Top of Given data

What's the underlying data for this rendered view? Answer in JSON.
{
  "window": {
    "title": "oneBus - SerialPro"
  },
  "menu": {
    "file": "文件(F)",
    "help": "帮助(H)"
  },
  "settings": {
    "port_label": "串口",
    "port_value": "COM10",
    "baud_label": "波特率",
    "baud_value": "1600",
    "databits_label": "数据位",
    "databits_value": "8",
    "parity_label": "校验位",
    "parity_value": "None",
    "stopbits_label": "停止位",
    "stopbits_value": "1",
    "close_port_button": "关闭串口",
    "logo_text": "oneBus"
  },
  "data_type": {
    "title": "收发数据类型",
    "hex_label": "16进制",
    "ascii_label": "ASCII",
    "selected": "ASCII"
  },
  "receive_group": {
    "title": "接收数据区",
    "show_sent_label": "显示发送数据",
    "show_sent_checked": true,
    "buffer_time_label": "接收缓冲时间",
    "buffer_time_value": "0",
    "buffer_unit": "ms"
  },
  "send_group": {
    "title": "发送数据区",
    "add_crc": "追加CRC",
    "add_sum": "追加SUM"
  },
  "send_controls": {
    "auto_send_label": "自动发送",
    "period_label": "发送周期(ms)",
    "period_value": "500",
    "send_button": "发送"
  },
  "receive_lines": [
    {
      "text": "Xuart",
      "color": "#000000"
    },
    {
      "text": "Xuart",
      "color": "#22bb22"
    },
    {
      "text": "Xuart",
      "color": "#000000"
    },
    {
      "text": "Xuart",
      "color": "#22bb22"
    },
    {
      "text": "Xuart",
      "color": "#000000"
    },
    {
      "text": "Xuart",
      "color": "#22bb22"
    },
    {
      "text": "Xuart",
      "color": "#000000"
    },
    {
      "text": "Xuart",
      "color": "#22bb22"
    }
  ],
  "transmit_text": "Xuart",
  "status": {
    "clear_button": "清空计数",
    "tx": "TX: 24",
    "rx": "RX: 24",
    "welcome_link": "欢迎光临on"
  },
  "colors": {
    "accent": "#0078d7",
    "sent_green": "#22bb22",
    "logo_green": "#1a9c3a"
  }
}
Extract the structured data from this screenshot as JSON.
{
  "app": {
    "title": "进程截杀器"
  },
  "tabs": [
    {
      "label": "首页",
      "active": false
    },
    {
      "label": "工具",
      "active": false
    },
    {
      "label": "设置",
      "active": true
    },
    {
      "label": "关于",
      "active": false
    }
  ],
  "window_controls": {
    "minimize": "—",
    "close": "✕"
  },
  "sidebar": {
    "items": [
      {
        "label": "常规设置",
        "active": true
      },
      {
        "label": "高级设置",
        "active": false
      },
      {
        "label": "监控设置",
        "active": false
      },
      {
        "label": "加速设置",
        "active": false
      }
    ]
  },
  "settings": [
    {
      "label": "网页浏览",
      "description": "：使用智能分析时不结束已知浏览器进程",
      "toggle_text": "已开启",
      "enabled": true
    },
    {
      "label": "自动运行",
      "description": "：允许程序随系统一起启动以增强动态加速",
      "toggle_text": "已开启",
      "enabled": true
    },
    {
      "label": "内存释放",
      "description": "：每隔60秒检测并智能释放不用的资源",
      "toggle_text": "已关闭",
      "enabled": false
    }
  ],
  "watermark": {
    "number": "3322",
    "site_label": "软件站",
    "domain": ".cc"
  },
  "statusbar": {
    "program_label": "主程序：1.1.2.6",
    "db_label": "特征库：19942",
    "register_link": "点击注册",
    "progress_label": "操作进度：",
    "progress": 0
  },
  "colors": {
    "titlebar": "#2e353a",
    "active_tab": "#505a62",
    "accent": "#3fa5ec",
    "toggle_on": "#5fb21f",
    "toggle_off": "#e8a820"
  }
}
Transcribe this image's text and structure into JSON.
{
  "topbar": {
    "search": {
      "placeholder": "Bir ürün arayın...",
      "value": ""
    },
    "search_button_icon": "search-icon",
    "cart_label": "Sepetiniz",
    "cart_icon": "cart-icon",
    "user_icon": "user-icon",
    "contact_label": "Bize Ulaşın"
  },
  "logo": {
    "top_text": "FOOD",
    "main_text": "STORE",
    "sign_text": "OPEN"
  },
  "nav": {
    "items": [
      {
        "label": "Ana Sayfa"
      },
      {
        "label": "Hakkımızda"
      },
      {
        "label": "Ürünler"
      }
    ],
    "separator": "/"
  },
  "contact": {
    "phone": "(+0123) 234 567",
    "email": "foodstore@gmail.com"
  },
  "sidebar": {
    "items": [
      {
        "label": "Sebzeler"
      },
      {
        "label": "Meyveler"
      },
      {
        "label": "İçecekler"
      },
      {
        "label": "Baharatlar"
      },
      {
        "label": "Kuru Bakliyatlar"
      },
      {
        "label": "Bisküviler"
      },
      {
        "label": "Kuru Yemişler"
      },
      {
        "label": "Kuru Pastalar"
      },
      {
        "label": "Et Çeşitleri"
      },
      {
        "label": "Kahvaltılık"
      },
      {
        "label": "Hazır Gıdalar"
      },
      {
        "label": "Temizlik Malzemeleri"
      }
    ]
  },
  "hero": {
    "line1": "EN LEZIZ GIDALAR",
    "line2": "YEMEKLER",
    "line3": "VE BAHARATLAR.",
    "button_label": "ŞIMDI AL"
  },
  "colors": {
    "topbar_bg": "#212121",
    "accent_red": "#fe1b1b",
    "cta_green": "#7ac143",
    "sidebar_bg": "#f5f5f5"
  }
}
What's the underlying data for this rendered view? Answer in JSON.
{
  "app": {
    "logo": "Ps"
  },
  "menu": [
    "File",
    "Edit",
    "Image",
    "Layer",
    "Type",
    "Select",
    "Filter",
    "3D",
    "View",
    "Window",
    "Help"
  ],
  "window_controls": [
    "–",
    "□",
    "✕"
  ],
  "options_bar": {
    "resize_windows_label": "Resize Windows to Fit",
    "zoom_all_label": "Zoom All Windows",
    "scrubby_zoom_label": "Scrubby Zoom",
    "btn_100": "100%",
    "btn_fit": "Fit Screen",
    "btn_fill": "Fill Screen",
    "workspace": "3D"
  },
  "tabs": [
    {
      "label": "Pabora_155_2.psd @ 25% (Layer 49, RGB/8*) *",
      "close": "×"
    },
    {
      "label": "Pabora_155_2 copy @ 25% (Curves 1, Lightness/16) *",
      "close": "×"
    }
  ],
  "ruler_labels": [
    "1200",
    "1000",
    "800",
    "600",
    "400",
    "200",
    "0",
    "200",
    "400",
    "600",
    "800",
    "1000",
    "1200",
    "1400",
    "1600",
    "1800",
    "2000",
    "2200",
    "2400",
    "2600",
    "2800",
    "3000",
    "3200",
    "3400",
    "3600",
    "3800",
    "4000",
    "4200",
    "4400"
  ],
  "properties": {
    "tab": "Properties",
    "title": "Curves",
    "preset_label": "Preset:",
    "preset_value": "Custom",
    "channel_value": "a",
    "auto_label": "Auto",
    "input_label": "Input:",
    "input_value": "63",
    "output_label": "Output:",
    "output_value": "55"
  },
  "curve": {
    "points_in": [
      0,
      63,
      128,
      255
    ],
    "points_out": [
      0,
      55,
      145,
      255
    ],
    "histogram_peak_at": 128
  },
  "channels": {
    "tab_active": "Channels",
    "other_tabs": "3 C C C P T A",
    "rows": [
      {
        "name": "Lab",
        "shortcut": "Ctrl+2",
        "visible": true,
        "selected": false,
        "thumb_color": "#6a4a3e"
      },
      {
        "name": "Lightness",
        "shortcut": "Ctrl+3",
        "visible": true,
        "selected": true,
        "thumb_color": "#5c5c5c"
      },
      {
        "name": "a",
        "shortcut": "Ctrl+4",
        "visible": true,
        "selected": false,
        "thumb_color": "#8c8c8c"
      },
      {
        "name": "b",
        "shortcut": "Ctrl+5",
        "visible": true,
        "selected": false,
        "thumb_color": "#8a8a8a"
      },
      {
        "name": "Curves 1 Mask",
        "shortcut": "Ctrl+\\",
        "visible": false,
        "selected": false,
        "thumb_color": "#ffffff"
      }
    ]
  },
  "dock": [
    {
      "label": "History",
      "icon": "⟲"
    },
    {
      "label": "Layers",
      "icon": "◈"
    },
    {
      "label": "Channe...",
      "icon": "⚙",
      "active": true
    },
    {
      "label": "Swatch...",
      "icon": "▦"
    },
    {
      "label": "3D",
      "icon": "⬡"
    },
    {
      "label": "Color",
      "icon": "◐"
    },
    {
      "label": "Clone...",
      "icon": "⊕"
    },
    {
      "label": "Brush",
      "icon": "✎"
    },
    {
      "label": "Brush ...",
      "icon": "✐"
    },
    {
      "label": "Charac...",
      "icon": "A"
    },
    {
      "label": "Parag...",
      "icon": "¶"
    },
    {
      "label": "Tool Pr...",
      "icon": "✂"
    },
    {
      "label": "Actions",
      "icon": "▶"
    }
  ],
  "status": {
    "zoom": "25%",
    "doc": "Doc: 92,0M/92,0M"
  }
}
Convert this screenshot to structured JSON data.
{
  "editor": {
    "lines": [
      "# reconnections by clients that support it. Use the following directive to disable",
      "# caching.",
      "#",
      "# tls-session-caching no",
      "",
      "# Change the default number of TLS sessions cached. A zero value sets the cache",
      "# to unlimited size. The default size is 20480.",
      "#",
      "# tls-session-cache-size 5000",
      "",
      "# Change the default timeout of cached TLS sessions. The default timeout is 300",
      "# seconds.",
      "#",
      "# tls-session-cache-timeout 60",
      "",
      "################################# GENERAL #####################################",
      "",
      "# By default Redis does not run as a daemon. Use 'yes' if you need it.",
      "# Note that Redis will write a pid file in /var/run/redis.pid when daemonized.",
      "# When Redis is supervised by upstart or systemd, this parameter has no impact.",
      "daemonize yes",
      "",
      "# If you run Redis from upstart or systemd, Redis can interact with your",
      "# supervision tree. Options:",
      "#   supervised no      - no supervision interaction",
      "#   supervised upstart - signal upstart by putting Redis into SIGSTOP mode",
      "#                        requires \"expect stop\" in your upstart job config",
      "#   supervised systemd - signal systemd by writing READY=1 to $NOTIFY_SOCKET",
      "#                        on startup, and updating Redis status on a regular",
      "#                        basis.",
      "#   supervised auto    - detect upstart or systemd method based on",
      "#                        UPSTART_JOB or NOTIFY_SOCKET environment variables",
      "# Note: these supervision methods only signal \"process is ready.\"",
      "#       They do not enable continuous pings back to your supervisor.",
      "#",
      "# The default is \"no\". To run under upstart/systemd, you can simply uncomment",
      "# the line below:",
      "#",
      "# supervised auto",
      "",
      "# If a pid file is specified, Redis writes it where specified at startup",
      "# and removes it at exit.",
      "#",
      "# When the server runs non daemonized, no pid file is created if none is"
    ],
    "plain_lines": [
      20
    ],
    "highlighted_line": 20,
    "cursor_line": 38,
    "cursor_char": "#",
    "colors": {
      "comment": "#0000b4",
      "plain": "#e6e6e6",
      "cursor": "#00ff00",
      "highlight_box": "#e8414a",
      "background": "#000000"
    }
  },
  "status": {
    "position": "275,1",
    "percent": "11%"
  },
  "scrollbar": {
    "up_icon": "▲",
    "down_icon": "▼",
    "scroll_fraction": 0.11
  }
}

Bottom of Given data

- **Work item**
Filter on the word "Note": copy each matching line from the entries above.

- **Written solution**
      "# Note that Redis will write a pid file in /var/run/redis.pid when daemonized.",
      "# Note: these supervision methods only signal \"process is ready.\"",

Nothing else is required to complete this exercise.